▸ **Assignment**
Gather each line of the entries below that includes "true".

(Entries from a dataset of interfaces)
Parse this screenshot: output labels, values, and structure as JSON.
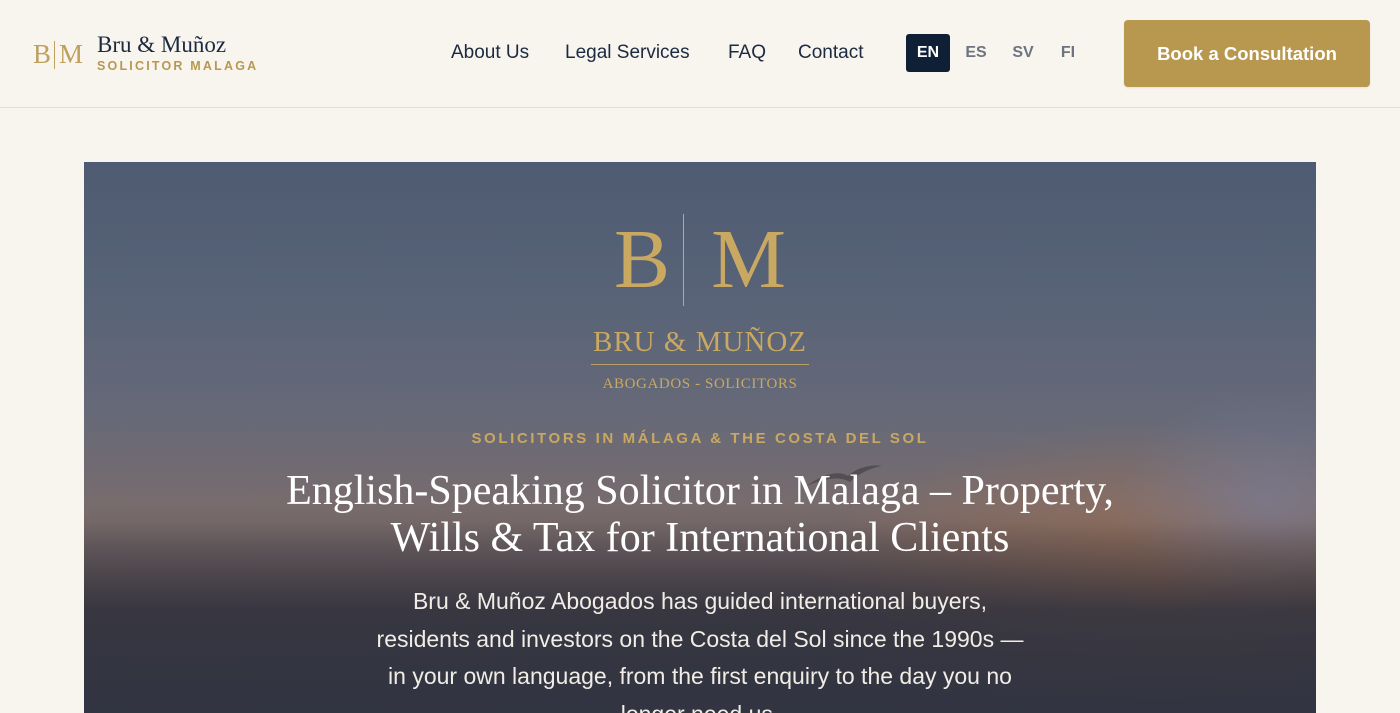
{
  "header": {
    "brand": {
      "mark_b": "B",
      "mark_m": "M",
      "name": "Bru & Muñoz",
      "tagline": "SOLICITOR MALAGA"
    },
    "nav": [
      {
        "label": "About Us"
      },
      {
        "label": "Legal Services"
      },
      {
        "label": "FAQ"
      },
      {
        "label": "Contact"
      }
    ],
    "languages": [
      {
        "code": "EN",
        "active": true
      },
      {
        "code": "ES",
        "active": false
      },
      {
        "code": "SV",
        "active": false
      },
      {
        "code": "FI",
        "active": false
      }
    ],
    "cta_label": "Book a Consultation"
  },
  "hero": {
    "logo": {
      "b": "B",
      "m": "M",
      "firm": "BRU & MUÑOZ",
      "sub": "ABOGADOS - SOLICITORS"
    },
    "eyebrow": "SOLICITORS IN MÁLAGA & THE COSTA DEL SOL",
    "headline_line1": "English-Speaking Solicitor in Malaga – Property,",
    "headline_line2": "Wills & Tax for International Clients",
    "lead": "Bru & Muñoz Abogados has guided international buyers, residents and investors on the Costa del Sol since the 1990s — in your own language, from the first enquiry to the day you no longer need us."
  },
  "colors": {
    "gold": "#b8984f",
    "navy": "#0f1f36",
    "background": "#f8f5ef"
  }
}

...

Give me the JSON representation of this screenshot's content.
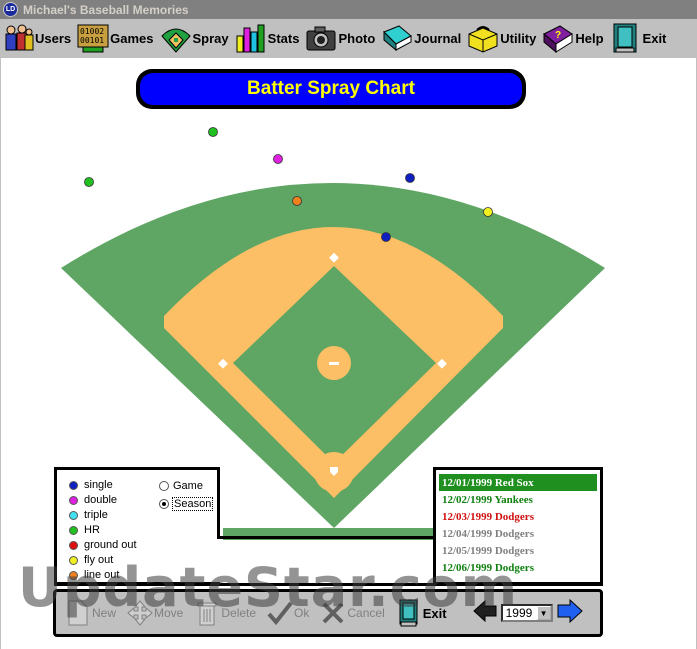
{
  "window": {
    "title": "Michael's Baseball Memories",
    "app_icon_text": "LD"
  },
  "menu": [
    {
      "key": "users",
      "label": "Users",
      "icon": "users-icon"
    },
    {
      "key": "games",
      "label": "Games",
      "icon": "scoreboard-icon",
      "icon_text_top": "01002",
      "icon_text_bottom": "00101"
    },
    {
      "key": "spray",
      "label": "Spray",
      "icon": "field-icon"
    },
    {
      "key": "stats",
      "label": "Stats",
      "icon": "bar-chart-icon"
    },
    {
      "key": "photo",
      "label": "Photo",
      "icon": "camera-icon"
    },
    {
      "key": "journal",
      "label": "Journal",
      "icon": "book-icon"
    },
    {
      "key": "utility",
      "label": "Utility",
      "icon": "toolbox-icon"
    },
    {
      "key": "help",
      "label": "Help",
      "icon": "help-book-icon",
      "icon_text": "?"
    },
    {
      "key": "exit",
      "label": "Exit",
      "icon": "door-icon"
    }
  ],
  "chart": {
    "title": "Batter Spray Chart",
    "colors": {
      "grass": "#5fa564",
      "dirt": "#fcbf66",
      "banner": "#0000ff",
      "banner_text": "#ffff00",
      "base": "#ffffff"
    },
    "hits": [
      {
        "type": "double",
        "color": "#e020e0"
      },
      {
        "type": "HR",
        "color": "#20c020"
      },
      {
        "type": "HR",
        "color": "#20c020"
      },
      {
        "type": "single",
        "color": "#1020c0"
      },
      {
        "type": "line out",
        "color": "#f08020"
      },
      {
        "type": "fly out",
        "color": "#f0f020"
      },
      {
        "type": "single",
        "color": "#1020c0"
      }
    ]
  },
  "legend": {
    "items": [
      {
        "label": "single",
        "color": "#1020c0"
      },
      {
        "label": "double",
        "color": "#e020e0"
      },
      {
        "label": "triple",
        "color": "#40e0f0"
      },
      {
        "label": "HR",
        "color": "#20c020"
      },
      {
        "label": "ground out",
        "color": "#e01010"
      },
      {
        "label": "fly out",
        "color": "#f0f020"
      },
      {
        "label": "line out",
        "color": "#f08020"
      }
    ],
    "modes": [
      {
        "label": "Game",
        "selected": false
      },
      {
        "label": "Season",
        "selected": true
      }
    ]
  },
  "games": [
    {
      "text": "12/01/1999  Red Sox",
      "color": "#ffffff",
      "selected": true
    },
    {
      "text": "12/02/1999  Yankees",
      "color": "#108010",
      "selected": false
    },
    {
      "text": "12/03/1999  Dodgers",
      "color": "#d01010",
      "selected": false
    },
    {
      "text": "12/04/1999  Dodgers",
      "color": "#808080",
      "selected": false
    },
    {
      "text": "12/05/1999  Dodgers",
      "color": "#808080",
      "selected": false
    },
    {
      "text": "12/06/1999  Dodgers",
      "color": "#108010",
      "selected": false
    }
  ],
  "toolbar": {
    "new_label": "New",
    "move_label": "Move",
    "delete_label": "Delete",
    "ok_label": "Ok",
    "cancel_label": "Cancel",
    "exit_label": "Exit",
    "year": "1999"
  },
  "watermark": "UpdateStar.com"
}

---

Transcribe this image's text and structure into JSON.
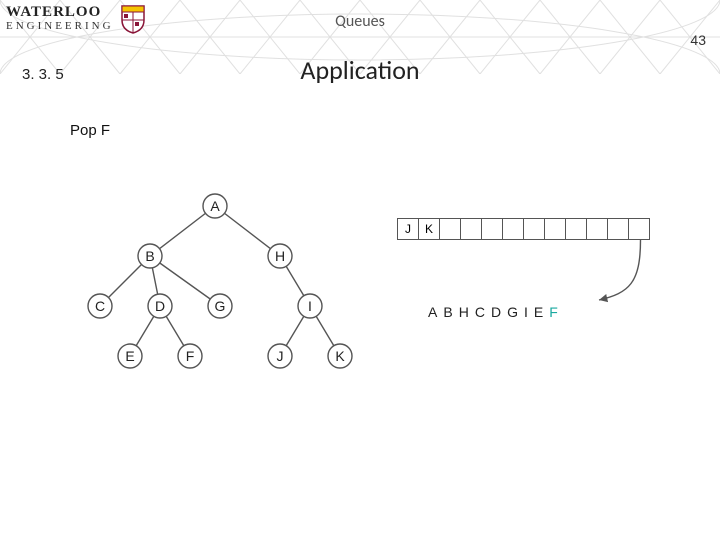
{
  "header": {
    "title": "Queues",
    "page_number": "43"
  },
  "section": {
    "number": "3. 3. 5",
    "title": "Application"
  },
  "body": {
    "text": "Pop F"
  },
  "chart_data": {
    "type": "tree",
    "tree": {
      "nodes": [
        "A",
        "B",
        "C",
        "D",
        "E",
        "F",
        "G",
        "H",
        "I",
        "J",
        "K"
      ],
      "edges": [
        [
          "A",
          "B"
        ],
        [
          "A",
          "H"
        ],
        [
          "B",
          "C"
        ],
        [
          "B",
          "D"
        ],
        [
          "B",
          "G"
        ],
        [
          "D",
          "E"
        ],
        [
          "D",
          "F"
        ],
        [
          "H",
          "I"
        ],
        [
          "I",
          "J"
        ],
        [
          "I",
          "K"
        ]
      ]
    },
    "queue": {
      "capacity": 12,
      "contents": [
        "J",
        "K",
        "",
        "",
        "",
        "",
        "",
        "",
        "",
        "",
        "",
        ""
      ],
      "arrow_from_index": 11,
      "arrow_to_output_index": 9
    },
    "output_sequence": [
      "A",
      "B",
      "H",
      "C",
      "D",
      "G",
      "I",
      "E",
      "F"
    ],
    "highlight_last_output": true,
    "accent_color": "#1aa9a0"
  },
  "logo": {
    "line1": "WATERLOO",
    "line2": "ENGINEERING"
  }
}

▸ **Reply to the task**
        "active": true
        "selected": true
      "selected": true
    "highlight_last_output": true,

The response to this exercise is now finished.